Achilles tendonitis (sometimes spelled tendinitis) is an inflammation of the Achilles tendon that most often occurs when the tendon has been overused or has suddenly experienced an increase of physical activity.
Symptoms of Achilles tendonitis include pain, aching, stiffness, tenderness and discomfort in the area above the heel that increases when stretching or standing on your toes. People with Achilles tendonitis often have difficulty flexing the heel (calcaneous bone) and calf (which consists of the gastrocnemius muscle and soleus muscle).
There are two types of Achilles tendonitis: noninsertional, which is when the fibers in the middle portion of the tendon start to break down with tiny tears, and insertional, which is when fibers in the lower portion of the tendon start to break down with tiny tears.
If Achilles tendonitis is not treated, it could lead to Achilles tendonosis, which is when the inflamed Achilles tendon begins to degenerate, lose its organized structure, develop microscopic tears and possibly rupture.
As stated above, the most common cause of Achilles tendonitis is an overuse of the tendon or a sudden increase in physical activity that stresses or damages the tendon. The stress begins breaking down the Achilles tendon, creating tiny tears that the body is unable to repair during continued activity. This can alter the construction of the tendon and create prolonged pain.
Common activities that lead to Achilles tendonitis and Achilles ailments include engaging in physical activity without warming up, wearing high heels that stress the Achilles tendon and suddenly engaging in increased physical activity without slowly building toward your fitness goals. Over pronation, bone spurs and gout can also lead to Achilles tendon problems.

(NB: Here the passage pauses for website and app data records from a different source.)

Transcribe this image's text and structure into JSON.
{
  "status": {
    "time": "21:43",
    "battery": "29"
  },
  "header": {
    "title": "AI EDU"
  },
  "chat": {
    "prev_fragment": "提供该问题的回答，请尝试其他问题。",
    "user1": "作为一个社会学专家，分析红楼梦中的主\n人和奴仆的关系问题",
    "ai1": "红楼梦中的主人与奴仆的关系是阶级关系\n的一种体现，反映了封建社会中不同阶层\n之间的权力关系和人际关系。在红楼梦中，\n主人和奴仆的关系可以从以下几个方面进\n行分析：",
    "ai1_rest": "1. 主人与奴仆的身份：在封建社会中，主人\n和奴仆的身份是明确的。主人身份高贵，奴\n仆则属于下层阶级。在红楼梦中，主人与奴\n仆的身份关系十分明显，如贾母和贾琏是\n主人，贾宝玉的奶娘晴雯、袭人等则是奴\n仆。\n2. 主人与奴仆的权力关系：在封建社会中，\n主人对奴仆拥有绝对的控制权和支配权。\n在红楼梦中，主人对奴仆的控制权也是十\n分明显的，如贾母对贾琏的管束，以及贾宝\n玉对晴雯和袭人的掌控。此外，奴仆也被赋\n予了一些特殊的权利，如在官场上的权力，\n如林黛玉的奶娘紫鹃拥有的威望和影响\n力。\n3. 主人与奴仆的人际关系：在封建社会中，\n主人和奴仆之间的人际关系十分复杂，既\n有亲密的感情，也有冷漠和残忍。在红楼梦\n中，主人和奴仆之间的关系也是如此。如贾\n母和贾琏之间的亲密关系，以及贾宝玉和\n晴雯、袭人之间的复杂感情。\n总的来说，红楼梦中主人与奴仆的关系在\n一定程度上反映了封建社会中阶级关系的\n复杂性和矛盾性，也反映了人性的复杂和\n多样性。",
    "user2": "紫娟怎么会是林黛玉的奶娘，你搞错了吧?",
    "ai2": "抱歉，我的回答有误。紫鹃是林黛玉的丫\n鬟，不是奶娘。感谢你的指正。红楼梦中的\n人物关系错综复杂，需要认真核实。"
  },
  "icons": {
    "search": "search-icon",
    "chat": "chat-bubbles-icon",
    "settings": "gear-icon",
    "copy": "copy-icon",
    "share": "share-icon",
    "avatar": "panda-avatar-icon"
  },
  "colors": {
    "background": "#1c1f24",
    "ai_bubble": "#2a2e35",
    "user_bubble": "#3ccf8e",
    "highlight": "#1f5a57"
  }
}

After proper diagnosis by a doctor or podiatrist, Achilles tendinitis and Achilles tendinosis may be treated in a variety of ways, including a cast or walking boot to reduce the demands on the foot and leg, oral medications to reduce pain and swelling, application of ice to reduce swelling, wearing a splint to stabilize the tendon, physical therapy and/or exercise to stretch the tendon, rest and supportive shoes with orthotics. Training modification is also essential, as the body needs time to heal. With proper treatment, Achilles tendonitis can be healed within a couple of months. If left untreated, it can lead to chronic pain that gets worse with time or a tendon rupture, which is called Achilles tendonosis. Therefore, it is important to seek treatment at the first sign of pain in your Achilles tendon.